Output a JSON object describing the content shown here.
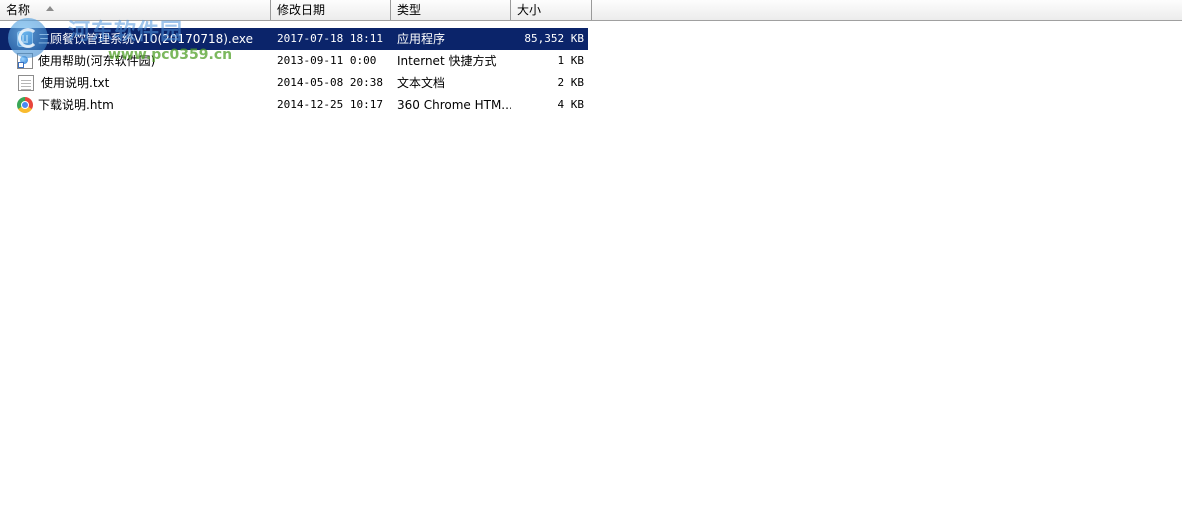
{
  "columns": {
    "name": "名称",
    "date": "修改日期",
    "type": "类型",
    "size": "大小"
  },
  "files": [
    {
      "name": "三顾餐饮管理系统V10(20170718).exe",
      "date": "2017-07-18 18:11",
      "type": "应用程序",
      "size": "85,352 KB",
      "icon": "app-icon",
      "selected": true
    },
    {
      "name": "使用帮助(河东软件园)",
      "date": "2013-09-11 0:00",
      "type": "Internet 快捷方式",
      "size": "1 KB",
      "icon": "internet-shortcut-icon",
      "selected": false
    },
    {
      "name": "使用说明.txt",
      "date": "2014-05-08 20:38",
      "type": "文本文档",
      "size": "2 KB",
      "icon": "text-file-icon",
      "selected": false
    },
    {
      "name": "下载说明.htm",
      "date": "2014-12-25 10:17",
      "type": "360 Chrome HTM...",
      "size": "4 KB",
      "icon": "chrome-html-icon",
      "selected": false
    }
  ],
  "watermark": {
    "title": "河东软件园",
    "url": "www.pc0359.cn"
  },
  "colors": {
    "selection": "#0b246a",
    "header_bg": "#ececec"
  }
}
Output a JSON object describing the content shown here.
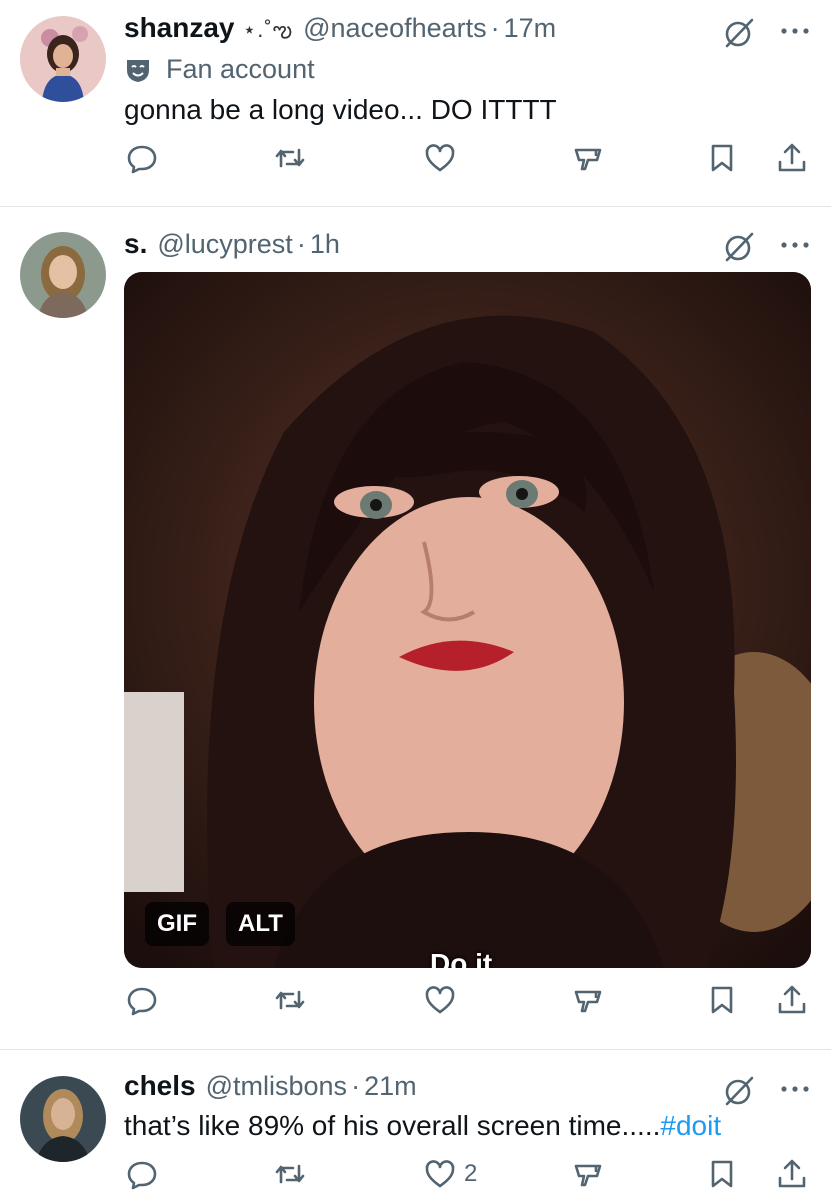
{
  "tweets": [
    {
      "name": "shanzay",
      "name_decor": "⋆.˚ఌ",
      "handle": "@naceofhearts",
      "separator": "·",
      "time": "17m",
      "label": "Fan account",
      "text": "gonna be a long video... DO ITTTT",
      "likes": ""
    },
    {
      "name": "s.",
      "handle": "@lucyprest",
      "separator": "·",
      "time": "1h",
      "media": {
        "type_badge": "GIF",
        "alt_badge": "ALT",
        "caption": "Do it"
      },
      "likes": ""
    },
    {
      "name": "chels",
      "handle": "@tmlisbons",
      "separator": "·",
      "time": "21m",
      "text": "that’s like 89% of his overall screen time.....",
      "hashtag": "#doit",
      "likes": "2"
    }
  ],
  "icons": [
    "grok-icon",
    "more-icon",
    "reply-icon",
    "retweet-icon",
    "like-icon",
    "views-icon",
    "bookmark-icon",
    "share-icon",
    "fan-mask-icon"
  ],
  "colors": {
    "text": "#0f1419",
    "secondary": "#536471",
    "link": "#1d9bf0",
    "divider": "#e1e4e8"
  }
}
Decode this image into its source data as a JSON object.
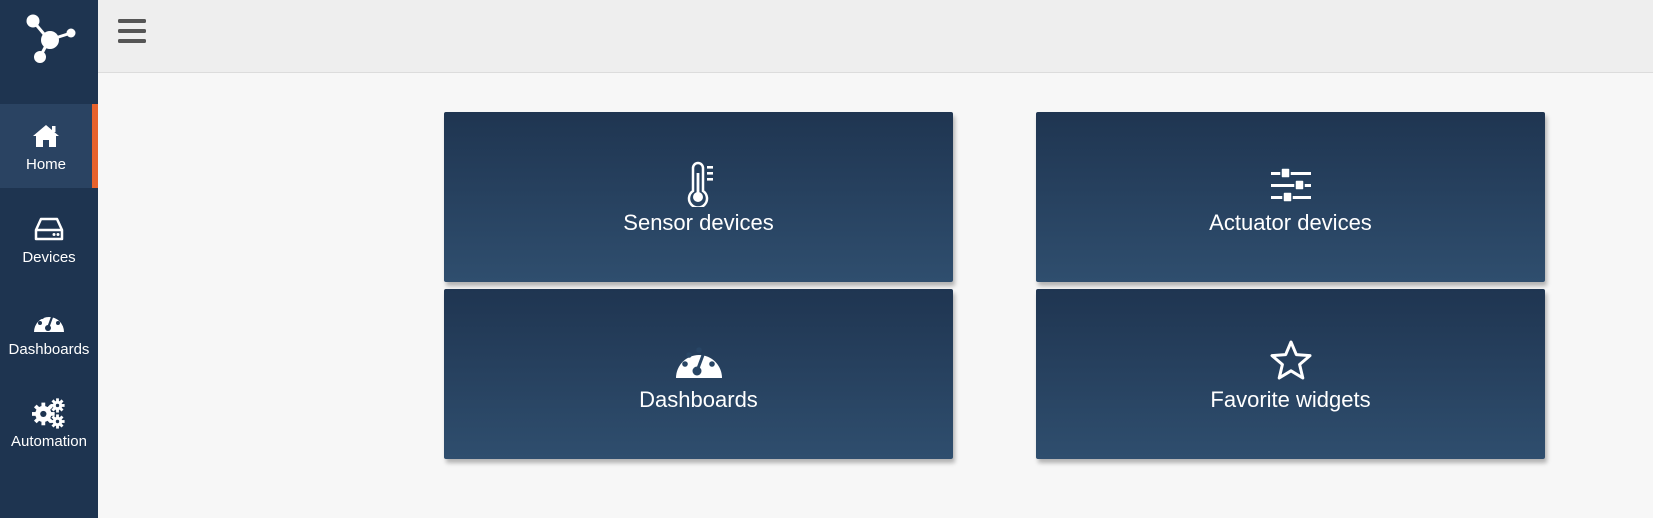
{
  "sidebar": {
    "items": [
      {
        "label": "Home",
        "icon": "home-icon",
        "active": true
      },
      {
        "label": "Devices",
        "icon": "hard-drive-icon",
        "active": false
      },
      {
        "label": "Dashboards",
        "icon": "gauge-icon",
        "active": false
      },
      {
        "label": "Automation",
        "icon": "gears-icon",
        "active": false
      }
    ],
    "active_indicator_color": "#e8622c",
    "background_color": "#1e3450"
  },
  "header": {
    "menu_icon": "hamburger-menu-icon"
  },
  "main": {
    "tiles": [
      {
        "label": "Sensor devices",
        "icon": "thermometer-icon"
      },
      {
        "label": "Actuator devices",
        "icon": "sliders-icon"
      },
      {
        "label": "Dashboards",
        "icon": "gauge-icon"
      },
      {
        "label": "Favorite widgets",
        "icon": "star-icon"
      }
    ]
  }
}
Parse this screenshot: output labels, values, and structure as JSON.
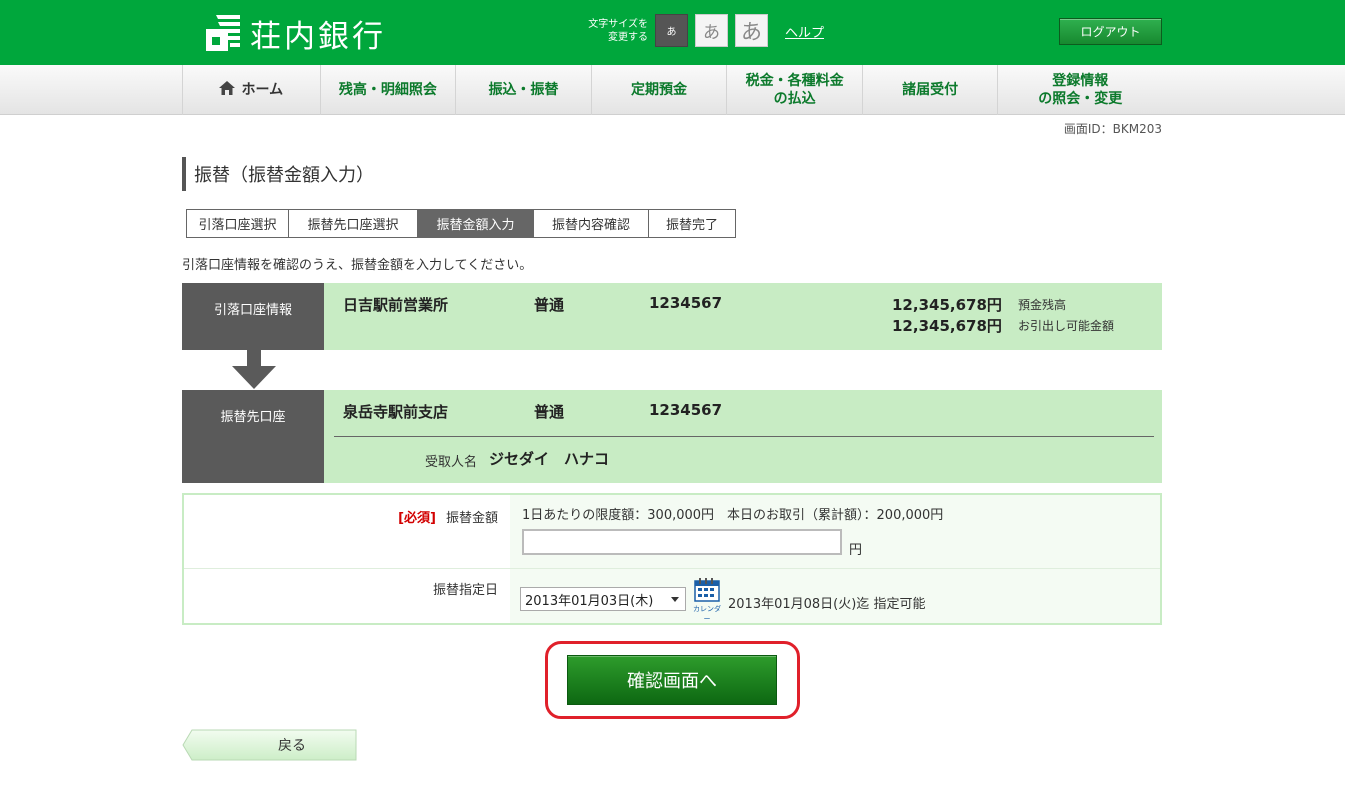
{
  "header": {
    "bank_name": "荘内銀行",
    "fontsize_label_line1": "文字サイズを",
    "fontsize_label_line2": "変更する",
    "fontsize_small": "あ",
    "fontsize_medium": "あ",
    "fontsize_large": "あ",
    "help": "ヘルプ",
    "logout": "ログアウト"
  },
  "nav": {
    "home": "ホーム",
    "balance_line1": "残高・明細照会",
    "transfer": "振込・振替",
    "time_deposit": "定期預金",
    "tax_line1": "税金・各種料金",
    "tax_line2": "の払込",
    "forms": "諸届受付",
    "reg_line1": "登録情報",
    "reg_line2": "の照会・変更"
  },
  "screen_id": "画面ID：BKM203",
  "page_title": "振替（振替金額入力）",
  "steps": [
    "引落口座選択",
    "振替先口座選択",
    "振替金額入力",
    "振替内容確認",
    "振替完了"
  ],
  "instruction": "引落口座情報を確認のうえ、振替金額を入力してください。",
  "source_account": {
    "label": "引落口座情報",
    "branch": "日吉駅前営業所",
    "type": "普通",
    "number": "1234567",
    "balance": "12,345,678円",
    "balance_label": "預金残高",
    "available": "12,345,678円",
    "available_label": "お引出し可能金額"
  },
  "dest_account": {
    "label": "振替先口座",
    "branch": "泉岳寺駅前支店",
    "type": "普通",
    "number": "1234567",
    "recipient_label": "受取人名",
    "recipient": "ジセダイ　ハナコ"
  },
  "form": {
    "required": "[必須]",
    "amount_label": "振替金額",
    "limit_text": "1日あたりの限度額：300,000円　本日のお取引（累計額）：200,000円",
    "amount_value": "",
    "yen": "円",
    "date_label": "振替指定日",
    "date_selected": "2013年01月03日(木)",
    "calendar_caption": "カレンダー",
    "date_note": "2013年01月08日(火)迄 指定可能"
  },
  "confirm_button": "確認画面へ",
  "back_button": "戻る",
  "colors": {
    "brand_green": "#00a73c",
    "account_bg": "#c8ecc4",
    "highlight_red": "#e0202a"
  }
}
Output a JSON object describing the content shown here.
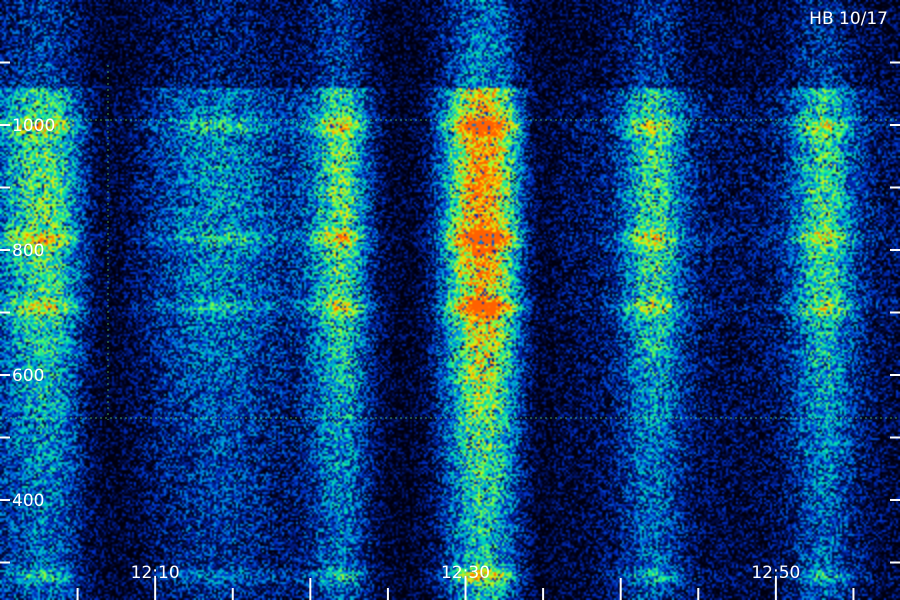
{
  "chart_data": {
    "type": "heatmap",
    "title": "HB 10/17",
    "xlabel": "",
    "ylabel": "",
    "x_tick_labels": [
      "12:10",
      "12:30",
      "12:50"
    ],
    "y_tick_labels": [
      "400",
      "600",
      "800",
      "1000"
    ],
    "xlim": [
      "12:00",
      "12:58"
    ],
    "ylim": [
      240,
      1200
    ],
    "colormap": [
      "#000010",
      "#00105a",
      "#0030c8",
      "#0090e0",
      "#00e0b0",
      "#80ff40",
      "#ffe000",
      "#ff6000"
    ],
    "bright_time_bands": [
      {
        "center": "12:03",
        "width_min": 5,
        "intensity": 0.55
      },
      {
        "center": "12:14",
        "width_min": 6,
        "intensity": 0.32
      },
      {
        "center": "12:22",
        "width_min": 3,
        "intensity": 0.55
      },
      {
        "center": "12:31",
        "width_min": 4,
        "intensity": 0.85
      },
      {
        "center": "12:42",
        "width_min": 3,
        "intensity": 0.5
      },
      {
        "center": "12:53",
        "width_min": 3,
        "intensity": 0.5
      }
    ],
    "dark_time_bands": [
      {
        "center": "12:07",
        "width_min": 3
      },
      {
        "center": "12:26",
        "width_min": 3
      },
      {
        "center": "12:35",
        "width_min": 2
      }
    ],
    "bright_frequency_lines": [
      280,
      710,
      820,
      1000
    ],
    "dashed_frequency_lines": [
      1000,
      500
    ]
  }
}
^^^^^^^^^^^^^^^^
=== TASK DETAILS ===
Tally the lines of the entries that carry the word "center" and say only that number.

=== YOUR RESPONSE ===
9